WHAT TO PRODUCE: Copy each entry below verbatim. Skip the pictures.

Dataset rows for apps and sites
+--

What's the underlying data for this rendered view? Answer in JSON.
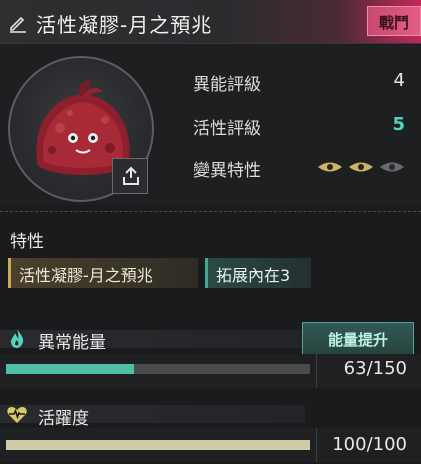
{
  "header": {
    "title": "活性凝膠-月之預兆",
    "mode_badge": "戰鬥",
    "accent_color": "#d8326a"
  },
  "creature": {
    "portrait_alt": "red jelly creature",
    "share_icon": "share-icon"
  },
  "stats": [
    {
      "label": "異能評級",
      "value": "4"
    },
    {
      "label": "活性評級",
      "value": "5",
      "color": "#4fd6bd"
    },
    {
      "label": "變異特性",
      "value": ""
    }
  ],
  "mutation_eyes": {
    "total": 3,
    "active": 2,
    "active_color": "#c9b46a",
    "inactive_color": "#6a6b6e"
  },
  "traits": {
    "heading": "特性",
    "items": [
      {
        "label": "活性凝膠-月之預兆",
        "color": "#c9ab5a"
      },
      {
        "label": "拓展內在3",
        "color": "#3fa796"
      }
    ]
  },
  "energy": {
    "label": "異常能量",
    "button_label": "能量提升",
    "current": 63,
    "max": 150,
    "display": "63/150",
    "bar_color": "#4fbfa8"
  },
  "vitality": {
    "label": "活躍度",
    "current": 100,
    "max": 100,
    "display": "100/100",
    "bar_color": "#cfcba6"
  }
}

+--

ANSWER BOX:
What's the underlying data for this rendered view? Answer in JSON.
{
  "header": {
    "title": "活性凝膠-月之預兆",
    "mode_badge": "戰鬥",
    "accent_color": "#d8326a"
  },
  "creature": {
    "portrait_alt": "red jelly creature",
    "share_icon": "share-icon"
  },
  "stats": [
    {
      "label": "異能評級",
      "value": "4"
    },
    {
      "label": "活性評級",
      "value": "5",
      "color": "#4fd6bd"
    },
    {
      "label": "變異特性",
      "value": ""
    }
  ],
  "mutation_eyes": {
    "total": 3,
    "active": 2,
    "active_color": "#c9b46a",
    "inactive_color": "#6a6b6e"
  },
  "traits": {
    "heading": "特性",
    "items": [
      {
        "label": "活性凝膠-月之預兆",
        "color": "#c9ab5a"
      },
      {
        "label": "拓展內在3",
        "color": "#3fa796"
      }
    ]
  },
  "energy": {
    "label": "異常能量",
    "button_label": "能量提升",
    "current": 63,
    "max": 150,
    "display": "63/150",
    "bar_color": "#4fbfa8"
  },
  "vitality": {
    "label": "活躍度",
    "current": 100,
    "max": 100,
    "display": "100/100",
    "bar_color": "#cfcba6"
  }
}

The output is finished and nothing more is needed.